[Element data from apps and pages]
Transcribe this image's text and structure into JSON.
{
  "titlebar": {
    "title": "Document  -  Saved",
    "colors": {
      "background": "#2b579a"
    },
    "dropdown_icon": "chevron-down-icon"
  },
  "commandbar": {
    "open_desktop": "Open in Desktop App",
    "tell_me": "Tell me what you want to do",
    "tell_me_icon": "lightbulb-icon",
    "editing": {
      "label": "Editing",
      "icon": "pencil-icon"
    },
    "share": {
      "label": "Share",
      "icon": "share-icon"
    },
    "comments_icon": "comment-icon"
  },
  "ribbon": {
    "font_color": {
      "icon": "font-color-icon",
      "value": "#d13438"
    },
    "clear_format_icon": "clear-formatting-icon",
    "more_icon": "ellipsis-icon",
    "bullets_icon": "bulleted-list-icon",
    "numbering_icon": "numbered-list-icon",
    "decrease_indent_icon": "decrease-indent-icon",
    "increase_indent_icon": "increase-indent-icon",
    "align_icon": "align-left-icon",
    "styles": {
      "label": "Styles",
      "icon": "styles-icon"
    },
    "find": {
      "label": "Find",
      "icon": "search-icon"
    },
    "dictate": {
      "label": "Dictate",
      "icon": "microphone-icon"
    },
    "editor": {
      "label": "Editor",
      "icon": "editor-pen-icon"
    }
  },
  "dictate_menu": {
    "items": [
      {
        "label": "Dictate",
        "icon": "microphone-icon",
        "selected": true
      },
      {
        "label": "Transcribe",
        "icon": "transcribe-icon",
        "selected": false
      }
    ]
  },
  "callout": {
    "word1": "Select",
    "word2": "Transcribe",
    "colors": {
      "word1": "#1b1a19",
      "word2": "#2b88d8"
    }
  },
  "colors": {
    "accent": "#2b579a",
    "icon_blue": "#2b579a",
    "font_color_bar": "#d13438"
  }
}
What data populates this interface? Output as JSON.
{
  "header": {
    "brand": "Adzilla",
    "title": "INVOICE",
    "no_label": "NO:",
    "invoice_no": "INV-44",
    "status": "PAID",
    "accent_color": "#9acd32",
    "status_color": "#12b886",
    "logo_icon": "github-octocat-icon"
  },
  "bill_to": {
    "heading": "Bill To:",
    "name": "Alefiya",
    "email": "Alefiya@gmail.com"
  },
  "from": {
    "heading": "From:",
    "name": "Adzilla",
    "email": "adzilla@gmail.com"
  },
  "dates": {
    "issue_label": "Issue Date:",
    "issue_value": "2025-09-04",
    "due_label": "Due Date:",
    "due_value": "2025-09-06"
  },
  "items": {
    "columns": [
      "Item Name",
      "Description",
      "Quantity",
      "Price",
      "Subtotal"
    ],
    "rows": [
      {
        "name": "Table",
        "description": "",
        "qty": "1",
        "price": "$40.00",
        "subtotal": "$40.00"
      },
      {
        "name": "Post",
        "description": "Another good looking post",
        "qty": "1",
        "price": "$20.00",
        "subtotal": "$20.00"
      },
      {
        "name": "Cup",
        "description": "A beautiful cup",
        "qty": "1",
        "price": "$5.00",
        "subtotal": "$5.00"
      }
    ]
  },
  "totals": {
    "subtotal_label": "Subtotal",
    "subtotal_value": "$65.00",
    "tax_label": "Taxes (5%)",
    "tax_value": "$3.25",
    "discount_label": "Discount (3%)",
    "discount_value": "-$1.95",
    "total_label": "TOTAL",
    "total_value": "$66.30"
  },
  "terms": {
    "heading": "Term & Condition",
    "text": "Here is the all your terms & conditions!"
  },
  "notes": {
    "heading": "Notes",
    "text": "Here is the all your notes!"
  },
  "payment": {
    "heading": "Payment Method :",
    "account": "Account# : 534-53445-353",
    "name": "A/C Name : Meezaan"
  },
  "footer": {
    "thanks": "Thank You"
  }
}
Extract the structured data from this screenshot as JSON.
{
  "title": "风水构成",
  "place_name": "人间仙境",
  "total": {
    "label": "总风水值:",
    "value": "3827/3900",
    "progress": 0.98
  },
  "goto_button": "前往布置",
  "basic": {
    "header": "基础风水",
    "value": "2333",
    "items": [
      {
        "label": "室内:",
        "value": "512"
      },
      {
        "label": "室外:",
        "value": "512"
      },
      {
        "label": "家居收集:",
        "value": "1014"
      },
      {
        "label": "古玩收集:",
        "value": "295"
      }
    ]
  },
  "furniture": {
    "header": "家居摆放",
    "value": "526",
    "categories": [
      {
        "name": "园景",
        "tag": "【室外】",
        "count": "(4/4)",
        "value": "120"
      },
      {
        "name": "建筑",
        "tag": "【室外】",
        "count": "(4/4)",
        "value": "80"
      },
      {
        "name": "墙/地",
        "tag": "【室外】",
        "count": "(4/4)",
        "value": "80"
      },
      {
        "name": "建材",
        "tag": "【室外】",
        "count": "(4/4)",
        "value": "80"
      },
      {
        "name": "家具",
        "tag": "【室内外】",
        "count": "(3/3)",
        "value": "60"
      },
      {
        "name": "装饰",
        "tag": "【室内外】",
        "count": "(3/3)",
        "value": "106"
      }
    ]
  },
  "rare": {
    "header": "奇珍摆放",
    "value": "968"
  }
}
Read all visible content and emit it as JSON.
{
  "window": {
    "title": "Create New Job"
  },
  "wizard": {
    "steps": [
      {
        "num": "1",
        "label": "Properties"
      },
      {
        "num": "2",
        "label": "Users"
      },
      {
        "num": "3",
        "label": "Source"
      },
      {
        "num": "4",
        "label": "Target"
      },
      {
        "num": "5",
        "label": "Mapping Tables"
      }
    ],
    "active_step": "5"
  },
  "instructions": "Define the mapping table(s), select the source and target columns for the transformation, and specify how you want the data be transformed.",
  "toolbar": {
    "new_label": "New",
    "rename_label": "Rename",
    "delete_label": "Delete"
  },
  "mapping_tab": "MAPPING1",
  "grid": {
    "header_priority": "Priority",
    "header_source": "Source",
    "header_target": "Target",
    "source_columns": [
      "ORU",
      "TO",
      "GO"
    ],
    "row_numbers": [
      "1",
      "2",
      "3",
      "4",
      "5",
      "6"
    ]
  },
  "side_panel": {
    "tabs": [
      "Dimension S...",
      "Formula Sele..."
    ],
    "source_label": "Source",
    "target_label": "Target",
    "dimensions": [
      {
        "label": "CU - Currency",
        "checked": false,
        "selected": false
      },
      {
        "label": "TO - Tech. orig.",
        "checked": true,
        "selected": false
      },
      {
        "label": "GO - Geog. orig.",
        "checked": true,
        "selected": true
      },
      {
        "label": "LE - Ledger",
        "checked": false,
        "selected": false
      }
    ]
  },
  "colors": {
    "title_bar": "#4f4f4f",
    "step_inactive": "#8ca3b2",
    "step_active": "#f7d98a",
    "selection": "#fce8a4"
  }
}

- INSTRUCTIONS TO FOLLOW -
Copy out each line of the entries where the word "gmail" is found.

- ANSWER TO THIS TASK -
    "email": "Alefiya@gmail.com"
    "email": "adzilla@gmail.com"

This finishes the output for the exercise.